**Work item:** Look for the word "text" in the data below, and copy every line that holds it.

»»

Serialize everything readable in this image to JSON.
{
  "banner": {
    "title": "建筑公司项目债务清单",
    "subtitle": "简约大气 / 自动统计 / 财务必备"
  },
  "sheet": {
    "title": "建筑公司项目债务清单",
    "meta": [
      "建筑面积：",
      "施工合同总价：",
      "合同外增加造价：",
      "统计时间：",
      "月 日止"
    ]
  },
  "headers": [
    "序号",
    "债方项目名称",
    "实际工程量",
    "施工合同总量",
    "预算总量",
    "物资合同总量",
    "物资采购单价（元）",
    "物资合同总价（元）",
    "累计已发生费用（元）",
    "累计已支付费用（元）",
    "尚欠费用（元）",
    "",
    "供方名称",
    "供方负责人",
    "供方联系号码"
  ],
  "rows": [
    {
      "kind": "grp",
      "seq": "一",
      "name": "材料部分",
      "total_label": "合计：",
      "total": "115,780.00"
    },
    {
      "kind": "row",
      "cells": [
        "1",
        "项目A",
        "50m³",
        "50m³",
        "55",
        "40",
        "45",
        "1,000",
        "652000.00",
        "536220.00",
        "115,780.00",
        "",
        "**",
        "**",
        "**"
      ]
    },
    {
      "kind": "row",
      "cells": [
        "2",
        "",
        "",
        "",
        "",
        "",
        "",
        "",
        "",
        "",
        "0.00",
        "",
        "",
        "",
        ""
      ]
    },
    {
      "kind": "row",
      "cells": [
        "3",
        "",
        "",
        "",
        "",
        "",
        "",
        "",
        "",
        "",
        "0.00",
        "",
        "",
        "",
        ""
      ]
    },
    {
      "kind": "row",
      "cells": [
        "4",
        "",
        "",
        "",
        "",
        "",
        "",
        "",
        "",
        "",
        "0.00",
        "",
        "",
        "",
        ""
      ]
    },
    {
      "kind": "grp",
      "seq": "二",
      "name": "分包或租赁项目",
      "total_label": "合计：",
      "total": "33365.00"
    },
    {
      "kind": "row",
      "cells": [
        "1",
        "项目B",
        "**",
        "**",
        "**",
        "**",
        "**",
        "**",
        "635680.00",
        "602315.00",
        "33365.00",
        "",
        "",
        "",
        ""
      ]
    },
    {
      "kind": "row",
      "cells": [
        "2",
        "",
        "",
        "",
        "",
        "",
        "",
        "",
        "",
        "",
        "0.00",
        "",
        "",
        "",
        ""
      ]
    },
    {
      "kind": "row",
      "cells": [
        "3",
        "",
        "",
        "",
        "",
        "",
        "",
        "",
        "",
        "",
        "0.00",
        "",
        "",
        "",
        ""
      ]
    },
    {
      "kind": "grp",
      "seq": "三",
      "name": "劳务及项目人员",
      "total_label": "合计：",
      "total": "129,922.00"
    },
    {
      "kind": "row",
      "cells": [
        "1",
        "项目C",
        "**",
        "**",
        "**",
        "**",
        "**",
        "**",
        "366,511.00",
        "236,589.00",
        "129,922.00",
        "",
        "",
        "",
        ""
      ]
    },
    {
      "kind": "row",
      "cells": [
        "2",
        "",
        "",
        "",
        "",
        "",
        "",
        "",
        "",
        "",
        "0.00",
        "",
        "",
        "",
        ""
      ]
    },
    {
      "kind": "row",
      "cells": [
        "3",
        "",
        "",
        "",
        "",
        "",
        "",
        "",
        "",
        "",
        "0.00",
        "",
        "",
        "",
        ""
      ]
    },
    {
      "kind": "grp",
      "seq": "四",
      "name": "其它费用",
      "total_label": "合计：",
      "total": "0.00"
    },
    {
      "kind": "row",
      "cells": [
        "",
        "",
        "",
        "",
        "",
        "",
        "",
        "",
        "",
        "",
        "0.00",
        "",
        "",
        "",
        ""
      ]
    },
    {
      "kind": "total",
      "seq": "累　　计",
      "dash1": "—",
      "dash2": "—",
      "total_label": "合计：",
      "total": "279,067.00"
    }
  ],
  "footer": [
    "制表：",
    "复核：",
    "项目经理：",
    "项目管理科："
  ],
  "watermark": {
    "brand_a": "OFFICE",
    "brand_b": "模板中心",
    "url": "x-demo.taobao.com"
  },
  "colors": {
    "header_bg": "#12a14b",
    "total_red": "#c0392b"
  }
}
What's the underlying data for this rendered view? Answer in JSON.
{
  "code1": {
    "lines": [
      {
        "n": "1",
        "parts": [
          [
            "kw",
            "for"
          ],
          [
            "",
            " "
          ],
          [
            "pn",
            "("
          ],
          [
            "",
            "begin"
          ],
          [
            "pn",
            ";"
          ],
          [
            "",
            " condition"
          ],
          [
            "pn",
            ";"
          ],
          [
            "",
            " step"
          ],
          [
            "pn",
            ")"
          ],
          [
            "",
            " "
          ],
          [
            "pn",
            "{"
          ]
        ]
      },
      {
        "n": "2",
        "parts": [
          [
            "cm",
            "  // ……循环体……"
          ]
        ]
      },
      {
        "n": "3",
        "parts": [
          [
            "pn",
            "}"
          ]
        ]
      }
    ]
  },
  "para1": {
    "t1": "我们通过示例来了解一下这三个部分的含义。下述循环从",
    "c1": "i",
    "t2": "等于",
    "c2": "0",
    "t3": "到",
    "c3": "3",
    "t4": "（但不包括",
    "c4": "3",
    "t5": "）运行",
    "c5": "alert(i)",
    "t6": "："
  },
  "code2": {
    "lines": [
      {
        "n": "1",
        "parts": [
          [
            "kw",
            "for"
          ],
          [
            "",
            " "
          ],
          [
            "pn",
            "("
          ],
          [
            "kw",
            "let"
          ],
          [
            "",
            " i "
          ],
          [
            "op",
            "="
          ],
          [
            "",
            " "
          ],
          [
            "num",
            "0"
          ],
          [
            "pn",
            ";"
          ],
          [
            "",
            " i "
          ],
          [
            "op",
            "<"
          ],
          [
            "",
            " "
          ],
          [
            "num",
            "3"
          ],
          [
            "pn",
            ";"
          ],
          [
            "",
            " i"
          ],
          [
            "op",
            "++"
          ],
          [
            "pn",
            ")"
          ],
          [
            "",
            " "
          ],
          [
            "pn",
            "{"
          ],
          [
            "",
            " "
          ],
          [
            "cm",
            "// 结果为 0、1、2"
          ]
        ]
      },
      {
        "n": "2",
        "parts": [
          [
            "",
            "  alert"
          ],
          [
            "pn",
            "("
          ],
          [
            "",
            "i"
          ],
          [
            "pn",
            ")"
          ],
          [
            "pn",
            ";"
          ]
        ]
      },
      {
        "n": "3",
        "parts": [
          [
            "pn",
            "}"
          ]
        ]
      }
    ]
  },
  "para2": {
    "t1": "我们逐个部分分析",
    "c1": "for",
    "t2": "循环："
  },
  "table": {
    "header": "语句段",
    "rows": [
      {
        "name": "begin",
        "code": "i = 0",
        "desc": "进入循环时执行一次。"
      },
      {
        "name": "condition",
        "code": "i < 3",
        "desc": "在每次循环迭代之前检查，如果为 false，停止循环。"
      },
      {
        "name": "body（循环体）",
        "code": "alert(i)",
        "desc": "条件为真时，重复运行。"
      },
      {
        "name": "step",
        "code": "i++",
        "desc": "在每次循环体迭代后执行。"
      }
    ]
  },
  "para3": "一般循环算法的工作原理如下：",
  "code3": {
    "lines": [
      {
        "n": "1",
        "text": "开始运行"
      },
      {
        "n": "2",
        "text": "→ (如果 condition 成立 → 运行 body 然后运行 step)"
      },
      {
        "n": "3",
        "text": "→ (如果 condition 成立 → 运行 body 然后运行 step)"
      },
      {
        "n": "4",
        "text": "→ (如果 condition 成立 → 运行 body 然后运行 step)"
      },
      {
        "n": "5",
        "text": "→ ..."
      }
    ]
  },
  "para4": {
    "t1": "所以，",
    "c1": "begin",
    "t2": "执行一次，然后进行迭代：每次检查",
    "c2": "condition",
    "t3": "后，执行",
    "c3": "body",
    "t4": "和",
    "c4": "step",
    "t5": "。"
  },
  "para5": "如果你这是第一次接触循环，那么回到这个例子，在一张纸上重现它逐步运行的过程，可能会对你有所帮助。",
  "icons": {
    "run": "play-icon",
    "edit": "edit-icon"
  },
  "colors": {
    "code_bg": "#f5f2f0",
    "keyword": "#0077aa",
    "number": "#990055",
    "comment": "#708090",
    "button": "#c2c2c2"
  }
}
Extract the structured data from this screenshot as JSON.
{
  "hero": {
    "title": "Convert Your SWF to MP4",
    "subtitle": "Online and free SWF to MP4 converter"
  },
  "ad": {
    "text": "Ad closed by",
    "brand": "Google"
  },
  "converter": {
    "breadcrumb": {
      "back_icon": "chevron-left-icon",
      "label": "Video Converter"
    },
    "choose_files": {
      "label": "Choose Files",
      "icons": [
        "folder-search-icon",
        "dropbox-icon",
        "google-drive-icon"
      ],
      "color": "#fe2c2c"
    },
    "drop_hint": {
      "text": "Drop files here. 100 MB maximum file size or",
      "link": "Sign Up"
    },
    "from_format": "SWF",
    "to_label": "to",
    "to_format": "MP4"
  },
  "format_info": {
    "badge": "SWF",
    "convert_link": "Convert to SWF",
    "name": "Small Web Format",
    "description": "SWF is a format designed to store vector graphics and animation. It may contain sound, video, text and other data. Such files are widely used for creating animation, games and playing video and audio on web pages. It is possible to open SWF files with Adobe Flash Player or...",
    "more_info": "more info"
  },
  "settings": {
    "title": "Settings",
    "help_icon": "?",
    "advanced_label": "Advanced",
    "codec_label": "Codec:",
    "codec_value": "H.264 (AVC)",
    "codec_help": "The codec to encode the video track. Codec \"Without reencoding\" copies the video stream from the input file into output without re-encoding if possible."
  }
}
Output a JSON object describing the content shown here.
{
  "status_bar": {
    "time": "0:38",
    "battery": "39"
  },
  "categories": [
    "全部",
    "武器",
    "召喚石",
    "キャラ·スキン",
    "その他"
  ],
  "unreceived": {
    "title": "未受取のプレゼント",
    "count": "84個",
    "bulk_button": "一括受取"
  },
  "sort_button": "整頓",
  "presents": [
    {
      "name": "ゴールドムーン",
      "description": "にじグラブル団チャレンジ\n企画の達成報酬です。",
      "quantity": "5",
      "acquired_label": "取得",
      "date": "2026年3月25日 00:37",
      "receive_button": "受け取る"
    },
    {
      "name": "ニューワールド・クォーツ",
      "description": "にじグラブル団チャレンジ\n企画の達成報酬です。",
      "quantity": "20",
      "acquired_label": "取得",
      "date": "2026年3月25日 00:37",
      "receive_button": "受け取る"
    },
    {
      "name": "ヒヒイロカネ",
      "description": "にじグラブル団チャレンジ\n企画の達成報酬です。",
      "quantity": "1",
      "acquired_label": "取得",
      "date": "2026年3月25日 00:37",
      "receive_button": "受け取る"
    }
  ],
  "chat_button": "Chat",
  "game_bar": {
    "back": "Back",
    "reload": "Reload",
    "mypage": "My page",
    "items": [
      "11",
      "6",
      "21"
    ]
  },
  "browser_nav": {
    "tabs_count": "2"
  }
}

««

**Solution for this exercise:**
        "text": "开始运行"
        "text": "→ (如果 condition 成立 → 运行 body 然后运行 step)"
        "text": "→ (如果 condition 成立 → 运行 body 然后运行 step)"
        "text": "→ (如果 condition 成立 → 运行 body 然后运行 step)"
        "text": "→ ..."
    "text": "Ad closed by",
      "text": "Drop files here. 100 MB maximum file size or",
    "description": "SWF is a format designed to store vector graphics and animation. It may contain sound, video, text and other data. Such files are widely used for creating animation, games and playing video and audio on web pages. It is possible to open SWF files with Adobe Flash Player or...",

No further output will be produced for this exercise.